Alarmed at the number of historic homes and buildings being lost in Chicago, in recent years I made it my mission to create a series of paintings depicting the historic architectural beauty of this great city. I also included many of these homes in the Chicago section of my recent legacy coffee table book entitled, Hand Painted Homes: An Artist’s Pen and Watercolor Journey Across America. I was further disheartened to learn firsthand from many of the owners of the homes in my Chicago series, that beautiful 100+ year old homes are being torn down in their neighborhoods. Some told me that they are constantly receiving high dollar offers from developers, and others said that the only reason they have not sold their home is because they are afraid it will suffer the same fate as so many other homes in their historic neighborhoods.
I did not just focus on the downtown area, but wandered through the vibrant neighborhoods and drove down leafy residential streets. From modest Chicago Bungalows to Frank Lloyd Wright creations, bold Mid-Century Modern homes, charming Tudors, Italianates, Colonial Revivals, Queen Ann beauties and Victorian Two-Flats to the grand Greystones along Logan Boulevard, I concluded that ‘architecturally’ Chicago has it all. The question is, how long with it remain that way. You can see my Chicago House Portrait Series which includes 50 paintings in 15 different architectural styles.
Chicago’s Most Infamous Teardowns
Just to make my point, here are some of the most tragic examples of magnificent Chicago buildings that are now lost for ever.
Chicago Federal Building
The beaux-arts 1905 Chicago Federal Building stood for 60 years. Designed by Henry Ives Cobb, the six-story building was capped with a gilded dome larger than the one on the U.S. Capitol. Despite the efforts of preservationists, by 1960 the building had become too small for the business of the government. It fell to the wrecking ball in 1965.
Chicago Stock Exchange
The Adler and Sullivan Chicago Stock Exchange building, built in 1894, is lost forever, but the structure’s death probably saved many other buildings from the same fate. The city’s preservation movement found its voice when it came down in 1972, Tragically, when the building was demolished, photographer and preservationist hero Richard Nickel was crushed by rubble while photographing the demolition’s progress.
C&BW’s Wells Street Station
The 1881 C&NW’s Queen Anne style Wells Street station created a grand entry for travelers arriving in the city. Designed by W.W. Boyington, the red brick station sat at the present-day site of the Merchandise Mart. The Wells Street terminal remained in place for freight operations until the Merchandise Mart opened in 1930.

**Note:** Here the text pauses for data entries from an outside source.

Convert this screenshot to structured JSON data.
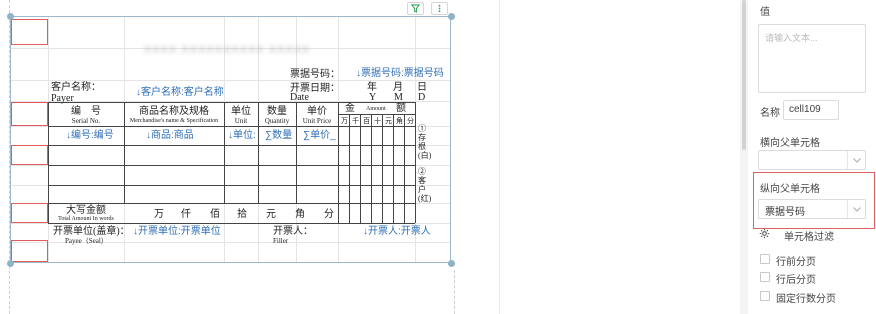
{
  "toolbar": {
    "filter_icon": "filter-icon",
    "more_icon": "more-vertical-icon"
  },
  "report": {
    "blurred_title": "XXXX  XXXXXXXXXX  XXXXX",
    "invoice_no_label": "票据号码：",
    "invoice_no_field": "↓票据号码:票据号码",
    "customer_label_cn": "客户名称：",
    "customer_label_en": "Payer",
    "customer_field": "↓客户名称:客户名称",
    "date_label_cn": "开票日期：",
    "date_label_en": "Date",
    "date_year": "年",
    "date_month": "月",
    "date_day": "日",
    "date_y": "Y",
    "date_m": "M",
    "date_d": "D",
    "col_no_cn": "编　号",
    "col_no_en": "Serial No.",
    "col_goods_cn": "商品名称及规格",
    "col_goods_en": "Merchandise's name & Specification",
    "col_unit_cn": "单位",
    "col_unit_en": "Unit",
    "col_qty_cn": "数量",
    "col_qty_en": "Quantity",
    "col_price_cn": "单价",
    "col_price_en": "Unit Price",
    "col_amount_cn1": "金",
    "col_amount_en": "Amount",
    "col_amount_cn2": "额",
    "digits": [
      "万",
      "千",
      "百",
      "十",
      "元",
      "角",
      "分"
    ],
    "field_no": "↓编号:编号",
    "field_goods": "↓商品:商品",
    "field_unit": "↓单位:",
    "field_qty": "∑数量",
    "field_price": "∑单价_",
    "side_note_1": "①存根(白)",
    "side_note_2": "②客户(红)",
    "total_cn": "大写金额",
    "total_en": "Total Amount In words",
    "total_units": [
      "万",
      "仟",
      "佰",
      "拾",
      "元",
      "角",
      "分"
    ],
    "payee_label_cn": "开票单位(盖章)：",
    "payee_label_en": "Payee（Seal）",
    "payee_field": "↓开票单位:开票单位",
    "filler_label_cn": "开票人：",
    "filler_label_en": "Filler",
    "filler_field": "↓开票人:开票人"
  },
  "panel": {
    "value_label": "值",
    "value_placeholder": "请输入文本...",
    "name_label": "名称",
    "name_value": "cell109",
    "h_parent_label": "横向父单元格",
    "h_parent_value": "",
    "v_parent_label": "纵向父单元格",
    "v_parent_value": "票据号码",
    "cell_filter_label": "单元格过滤",
    "cell_filter_icon": "gear-icon",
    "page_break_before": "行前分页",
    "page_break_after": "行后分页",
    "fixed_rows_paging": "固定行数分页",
    "accent_red": "#e06060",
    "field_blue": "#2f6fb7"
  }
}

The castle-like Palmer mansion, designed by Cobb and Frost and completed in 1885, was the first on the Gold Coast at 1350 N. Lake Shore Drive and was at one time the largest private home in Chicago. It was built for Potter and Berthe Palmer. After the Palmers’ son left the home, it was briefly occupied and then stood vacant until it was razed in 1950.
These examples came from an article by Curbed Chicago, and further information can be found there. Thankfully, Curbed Chicago has been shining a spotlight on Chicago historic teardowns.

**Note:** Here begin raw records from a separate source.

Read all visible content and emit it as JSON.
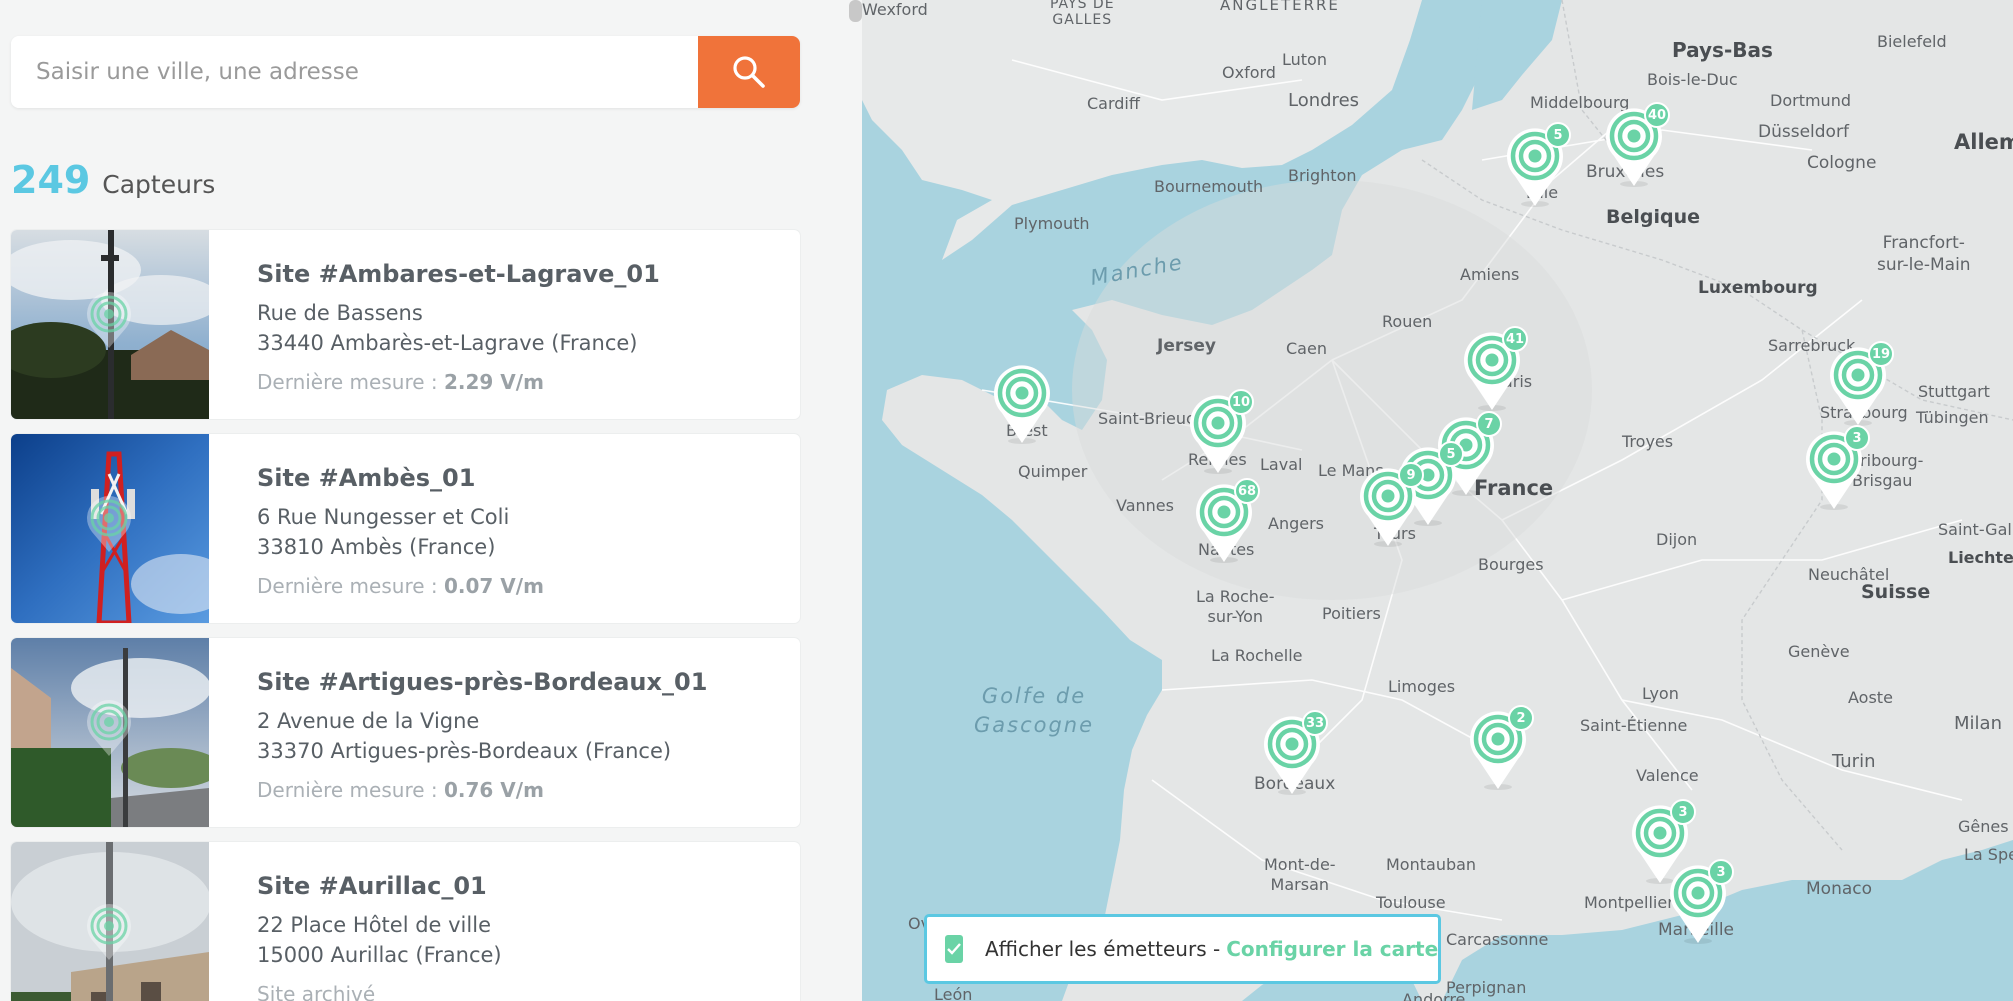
{
  "search": {
    "placeholder": "Saisir une ville, une adresse"
  },
  "sensors": {
    "count": "249",
    "count_label": "Capteurs"
  },
  "sites": [
    {
      "title": "Site #Ambares-et-Lagrave_01",
      "address": "Rue de Bassens",
      "city": "33440 Ambarès-et-Lagrave (France)",
      "measure_label": "Dernière mesure : ",
      "measure_value": "2.29 V/m"
    },
    {
      "title": "Site #Ambès_01",
      "address": "6 Rue Nungesser et Coli",
      "city": "33810 Ambès (France)",
      "measure_label": "Dernière mesure : ",
      "measure_value": "0.07 V/m"
    },
    {
      "title": "Site #Artigues-près-Bordeaux_01",
      "address": "2 Avenue de la Vigne",
      "city": "33370 Artigues-près-Bordeaux (France)",
      "measure_label": "Dernière mesure : ",
      "measure_value": "0.76 V/m"
    },
    {
      "title": "Site #Aurillac_01",
      "address": "22 Place Hôtel de ville",
      "city": "15000 Aurillac (France)",
      "measure_label": "Site archivé",
      "measure_value": ""
    }
  ],
  "map": {
    "labels": {
      "wexford": "Wexford",
      "pays_de_galles": "PAYS DE\nGALLES",
      "angleterre": "ANGLETERRE",
      "pays_bas": "Pays-Bas",
      "bielefeld": "Bielefeld",
      "luton": "Luton",
      "oxford": "Oxford",
      "londres": "Londres",
      "cardiff": "Cardiff",
      "middelbourg": "Middelbourg",
      "bois_le_duc": "Bois-le-Duc",
      "dortmund": "Dortmund",
      "dusseldorf": "Düsseldorf",
      "allem": "Allem",
      "bruxelles": "Bruxelles",
      "cologne": "Cologne",
      "bournemouth": "Bournemouth",
      "brighton": "Brighton",
      "belgique": "Belgique",
      "plymouth": "Plymouth",
      "francfort": "Francfort-\nsur-le-Main",
      "lille": "Lille",
      "manche": "Manche",
      "amiens": "Amiens",
      "luxembourg": "Luxembourg",
      "rouen": "Rouen",
      "jersey": "Jersey",
      "caen": "Caen",
      "sarrebruck": "Sarrebruck",
      "paris": "Paris",
      "stuttgart": "Stuttgart",
      "brest": "Brest",
      "saint_brieuc": "Saint-Brieuc",
      "strasbourg": "Strasbourg",
      "tubingen": "Tübingen",
      "rennes": "Rennes",
      "laval": "Laval",
      "le_mans": "Le Mans",
      "troyes": "Troyes",
      "quimper": "Quimper",
      "france": "France",
      "fribourg": "Fribourg-\nBrisgau",
      "vannes": "Vannes",
      "angers": "Angers",
      "tours": "Tours",
      "nantes": "Nantes",
      "dijon": "Dijon",
      "saint_gall": "Saint-Gall",
      "liechtenstein": "Liechtenstein",
      "bourges": "Bourges",
      "neuchatel": "Neuchâtel",
      "la_roche": "La Roche-\nsur-Yon",
      "poitiers": "Poitiers",
      "suisse": "Suisse",
      "la_rochelle": "La Rochelle",
      "geneve": "Genève",
      "limoges": "Limoges",
      "golfe": "Golfe de\nGascogne",
      "lyon": "Lyon",
      "aoste": "Aoste",
      "saint_etienne": "Saint-Étienne",
      "milan": "Milan",
      "bordeaux": "Bordeaux",
      "valence": "Valence",
      "turin": "Turin",
      "genes": "Gênes",
      "la_spe": "La Spe",
      "mont_de_marsan": "Mont-de-\nMarsan",
      "montauban": "Montauban",
      "toulouse": "Toulouse",
      "monaco": "Monaco",
      "montpellier": "Montpellier",
      "carcassonne": "Carcassonne",
      "marseille": "Marseille",
      "perpignan": "Perpignan",
      "leon": "León",
      "andorre": "Andorre",
      "ov": "Ov"
    },
    "markers": [
      {
        "id": "lille",
        "count": "5"
      },
      {
        "id": "bruxelles",
        "count": "40"
      },
      {
        "id": "paris",
        "count": "41"
      },
      {
        "id": "strasbourg",
        "count": "19"
      },
      {
        "id": "brest",
        "count": ""
      },
      {
        "id": "rennes",
        "count": "10"
      },
      {
        "id": "fribourg",
        "count": "3"
      },
      {
        "id": "orleans",
        "count": "7"
      },
      {
        "id": "blois",
        "count": "5"
      },
      {
        "id": "tours",
        "count": "9"
      },
      {
        "id": "nantes",
        "count": "68"
      },
      {
        "id": "bordeaux",
        "count": "33"
      },
      {
        "id": "clermont",
        "count": "2"
      },
      {
        "id": "avignon",
        "count": "3"
      },
      {
        "id": "marseille",
        "count": "3"
      }
    ]
  },
  "toggle": {
    "label": "Afficher les émetteurs - ",
    "link": "Configurer la carte"
  },
  "colors": {
    "accent_orange": "#f0733a",
    "accent_blue": "#5bc8e2",
    "marker_green": "#6ad3a6"
  }
}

These famous examples have been recorded in the annals of history because of their notoriety. I grieve for the thousands of homes and historic buildings that have tragically met the same fate. Their demise is barely noticed in comparison.
The good news is that many is Chicago are rallying to save historic homes and buildings. Preservation Chicago is also working hard to highlight the teardown problem and they list out Chicago’s most endangered buildings on their website and give information on the actions they are taking.
One day city officials of Chicago will wake up and realize that the architectural legacy of their great city is disappearing. . . one demolished building at a time. But by that time it just might be too late.
Thanks for reading and caring about this important issue.